“Until now,” she told us, “I’ve always thought, when teachers said ‘Be concrete,’ that I should use more adjectives. Now I see that it means I need to make people see what I saw and hear what I heard and smell what I smelled. Using your senses to reconstruct an experience helps people believe and care about what you’re saying.”
She was responding to a fellow student’s personal psalm about her fear that, her missionary family being in far off Costa Rica, she wouldn’t get to go home for the holidays. In the poem, the student-psalmist stares at the computer screen while, just beyond the thin walls, her dormmates’ are goofing around and chattering about their holiday plans. The poet recounts the family traditions she’ll be missing: getting ornaments out of dusty boxes, drinking hot chocolate with her siblings while Dad reads them all Christmas stories, holding hands to pray over the traditional dinner of arroz con pollo.

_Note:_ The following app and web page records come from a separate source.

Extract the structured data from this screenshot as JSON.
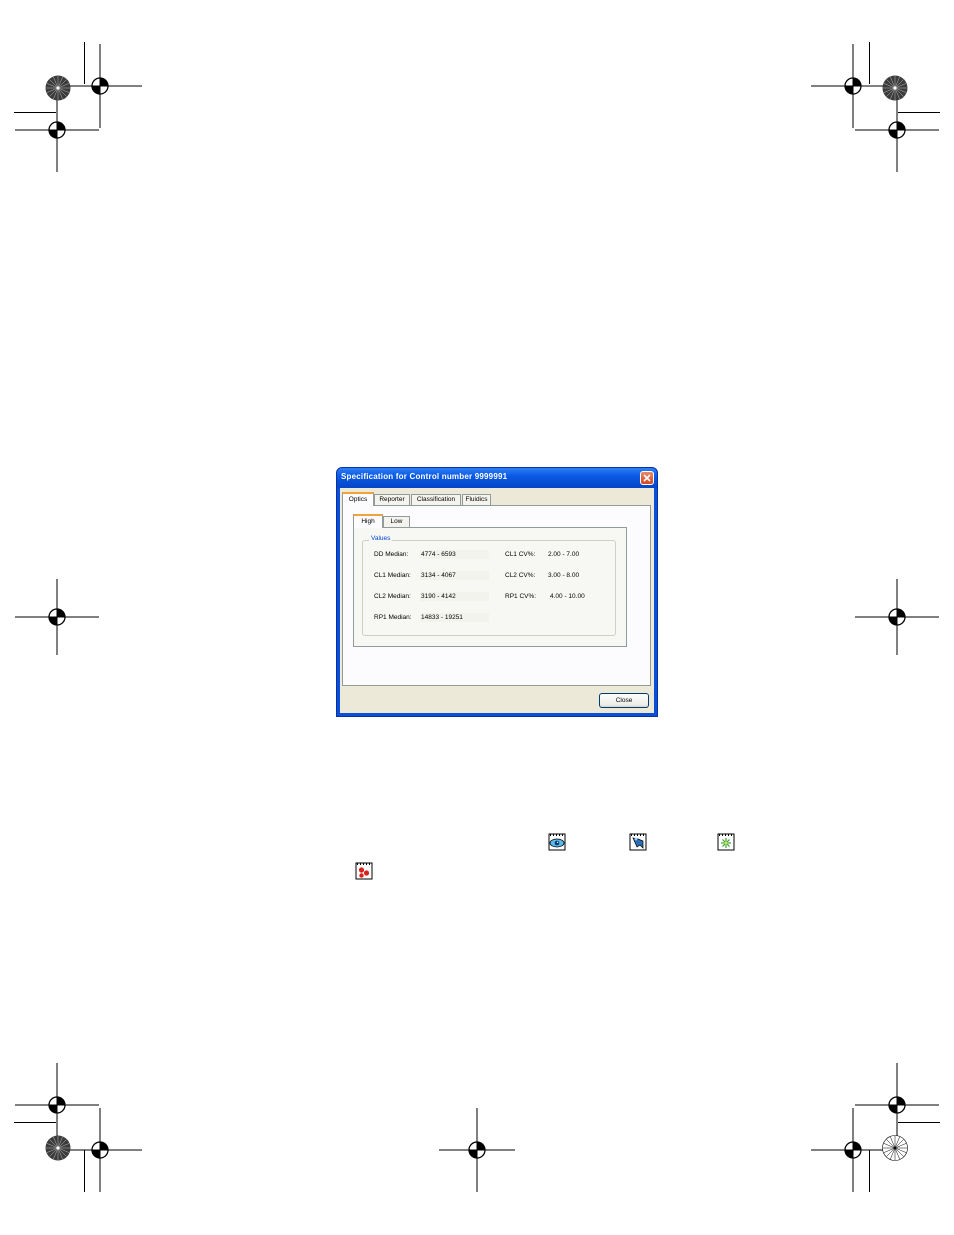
{
  "dialog": {
    "title": "Specification for Control number 9999991",
    "tabs": [
      "Optics",
      "Reporter",
      "Classification",
      "Fluidics"
    ],
    "active_tab": "Optics",
    "subtabs": [
      "High",
      "Low"
    ],
    "active_subtab": "High",
    "group_label": "Values",
    "rows": [
      {
        "label": "DD Median:",
        "value": "4774 - 6593"
      },
      {
        "label": "CL1 Median:",
        "value": "3134 - 4067"
      },
      {
        "label": "CL2 Median:",
        "value": "3190 - 4142"
      },
      {
        "label": "RP1 Median:",
        "value": "14833 - 19251"
      }
    ],
    "cv_rows": [
      {
        "label": "CL1 CV%:",
        "value": "2.00 - 7.00"
      },
      {
        "label": "CL2 CV%:",
        "value": "3.00 - 8.00"
      },
      {
        "label": "RP1 CV%:",
        "value": "4.00 - 10.00"
      }
    ],
    "close_label": "Close"
  },
  "icons": [
    "optics-view-icon",
    "reporter-icon",
    "classification-icon",
    "fluidics-icon"
  ],
  "colors": {
    "titlebar": "#0a5ae3",
    "tab_highlight": "#f1a33a",
    "group_label": "#0046d5",
    "close_button": "#d44826"
  }
}
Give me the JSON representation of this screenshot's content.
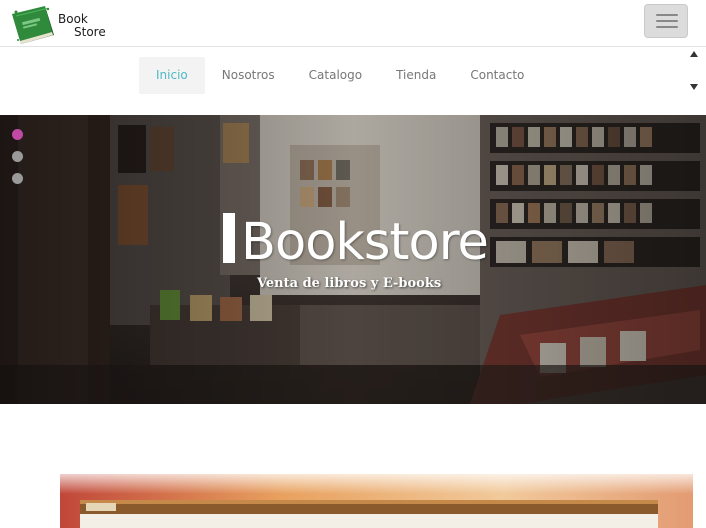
{
  "brand": {
    "line1": "Book",
    "line2": "Store",
    "logo_icon": "book-icon",
    "colors": {
      "book_green": "#2f8a3b",
      "book_dark": "#1f5e28"
    }
  },
  "menu_toggle": {
    "icon": "hamburger-icon"
  },
  "nav": {
    "items": [
      {
        "label": "Inicio",
        "active": true
      },
      {
        "label": "Nosotros",
        "active": false
      },
      {
        "label": "Catalogo",
        "active": false
      },
      {
        "label": "Tienda",
        "active": false
      },
      {
        "label": "Contacto",
        "active": false
      }
    ],
    "active_color": "#4fb9c5",
    "scroll_icons": [
      "arrow-up-icon",
      "arrow-down-icon"
    ]
  },
  "hero": {
    "title": "Bookstore",
    "subtitle": "Venta de libros y E-books",
    "slides": [
      {
        "active": true,
        "color": "#c24aa6"
      },
      {
        "active": false,
        "color": "#9a9a9a"
      },
      {
        "active": false,
        "color": "#9a9a9a"
      }
    ]
  }
}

We all teared up as she read, and, when she finished, the whole class started scheming about collectively raising the money for her plane ticket. Within minutes of hearing that psalm, they were organizing a new ministry to do the same for every needy MK—as missionary kids are called—on campus.
It was a big moment for me, pedagogically speaking. Not only had one of their writings spurred them to action, but they were finally starting to understand the importance of concreteness instead of just thinking it another feat of dubious value that their teachers and now I demanded of them in lieu of explaining. The power of sensory data to persuade was a creative strategy I’d been trying to convince them all of from day one. I lectured about it, pointed out concreteness in whatever we were reading, and highlighted in yellow and commended instances of concreteness in their own writing. It’s a simple concept, but somehow even advanced creative writing students struggle to grasp it.
“But it’s so easy,” I coaxed. “All you have to do is appeal to our senses!”
Christmas is such a sensory holiday. Carols. Pine smells. Fruitcakes and sugar cookies. Snow. The sheer concreteness of Christmas crystallizes the joy-inspiring gospel it celebrates: that our invisible Creator sent us concrete evidence, in the form of his newborn Son, so that we might believe and have eternal life.If we can get, in our minds, to that baby in that feed-trough out in that barn—if we can really believe that good news—we have accomplished what Jesus will later say is the only work of God expected of us: to believe in the one he has sent.